If you want to find authentic or traditional food, it may be a good idea to take part in a food tour. There are many food tour companies in Prague. Try Eating Europe and Prague Food Tour, or look in ToursByLocals to find a private food and drink tour.
If you and your travel buddies don’t have time for a food tour, head to one of Prague’s numerous food markets. The best-known market is the Dejvice farmer’s market, which is open every Saturday from March through to November. Alternatively, check out the Jiřák farmer’s market. You’ll find a mixture of delicious street food options and fresh local produce, so they're ideal if you want to cook up a feast in your hostel kitchen.

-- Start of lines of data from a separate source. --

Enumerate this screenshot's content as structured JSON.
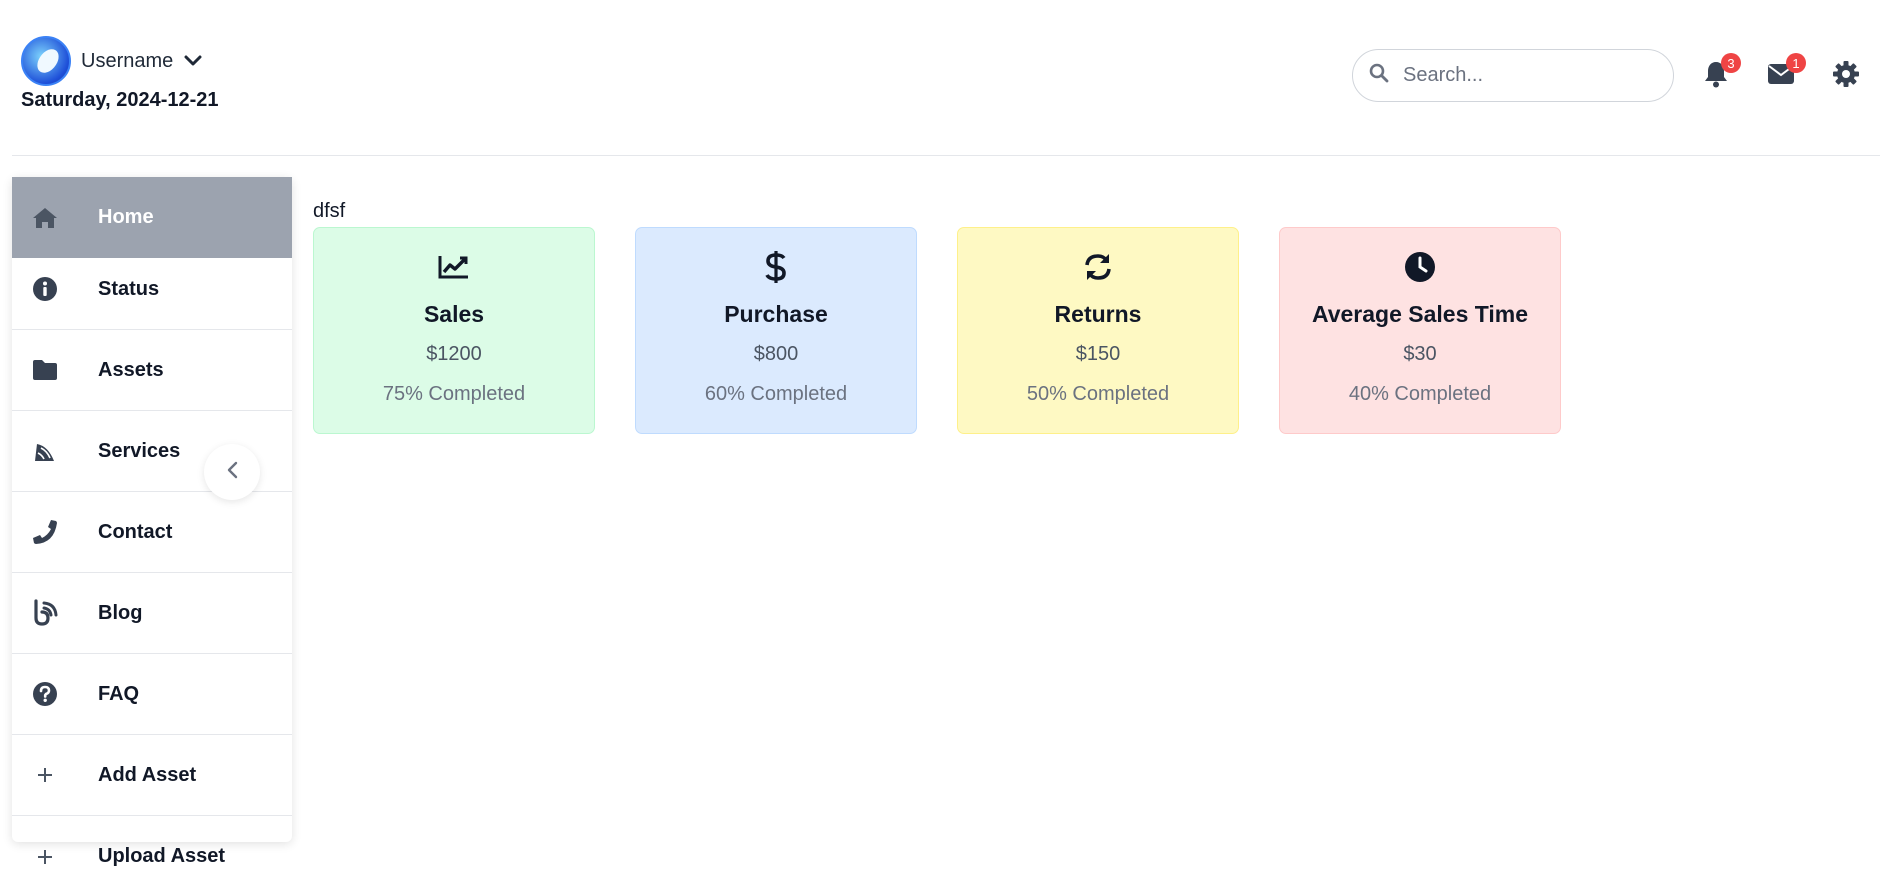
{
  "header": {
    "username": "Username",
    "date": "Saturday, 2024-12-21",
    "search_placeholder": "Search...",
    "notifications_count": "3",
    "messages_count": "1",
    "icons": [
      "chevron-down-icon",
      "search-icon",
      "bell-icon",
      "envelope-icon",
      "gear-icon"
    ]
  },
  "sidebar": {
    "items": [
      {
        "label": "Home",
        "icon": "home-icon",
        "active": true
      },
      {
        "label": "Status",
        "icon": "info-icon"
      },
      {
        "label": "Assets",
        "icon": "folder-icon"
      },
      {
        "label": "Services",
        "icon": "satellite-dish-icon"
      },
      {
        "label": "Contact",
        "icon": "phone-icon"
      },
      {
        "label": "Blog",
        "icon": "blog-icon"
      },
      {
        "label": "FAQ",
        "icon": "question-icon"
      },
      {
        "label": "Add Asset",
        "icon": "plus-icon"
      },
      {
        "label": "Upload Asset",
        "icon": "plus-icon"
      }
    ],
    "collapse_icon": "chevron-left-icon"
  },
  "main": {
    "title": "dfsf",
    "cards": [
      {
        "title": "Sales",
        "value": "$1200",
        "progress": "75% Completed",
        "progress_value": 0.75,
        "icon": "chart-line-icon",
        "bg": "#dcfce7",
        "border": "#bbf7d0"
      },
      {
        "title": "Purchase",
        "value": "$800",
        "progress": "60% Completed",
        "progress_value": 0.6,
        "icon": "dollar-icon",
        "bg": "#dbeafe",
        "border": "#bfdbfe"
      },
      {
        "title": "Returns",
        "value": "$150",
        "progress": "50% Completed",
        "progress_value": 0.5,
        "icon": "sync-icon",
        "bg": "#fef9c3",
        "border": "#fef08a"
      },
      {
        "title": "Average Sales Time",
        "value": "$30",
        "progress": "40% Completed",
        "progress_value": 0.4,
        "icon": "clock-icon",
        "bg": "#fee2e2",
        "border": "#fecaca"
      }
    ]
  }
}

If you’re visiting at the right time of year (and lockdown restrictions allow!), your trip might coincide with the annual Prague Food Festival. Day tickets cost about 500 Czech koruna (around 25 US dollars), which includes 300 koruna of food tokens to spend at the stalls inside.
The festival usually takes place in the gardens of the Prague Castle across a weekend in May. It features stalls from over 40 of the country’s highest-rated restaurants, making it a great way to sample a selection of Czech food.
Is the food in Prague good?
Before you plan your trip, you’ll probably be asking yourself if the food in Prague is good. Well, the answer to this is obviously pretty subjective! Czech food doesn’t have a fantastic global reputation in the same way that Italian or French food does, but that doesn’t mean it isn't tasty.
Czech cuisine features a lot of meat and starchy carbs. If this isn’t your vibe, then maybe it’s not for you—but the good news is that as a major city, it’s pretty easy to find restaurants that focus more on other cuisines.
There’s a pretty sizeable Asian population in Prague, meaning you can get some excellent Vietnamese food in restaurants around the city. You can also find Italian, Mexican, Chinese, Indian, and even tapas restaurants, so you don’t need to worry if traditional Czech cuisine isn’t floating your boat.
Visit the City of a Hundred Spires
A trip to Prague might not be high on the list of a food lover’s travel bucket list, but that doesn’t mean there isn’t fantastic food to be found in this enchanting city. If you’re a fan of soups, stews, and hearty meat dishes that leave you feeling full and satisfied, you’re in for a real treat.
For many people, food is one of the most important parts of any trip, but there are other things to consider too! Use Pilot to help you plan the best trip possible—we’re here to help you find a place to stay, figure out the best things to do, and get your travel buddies organized.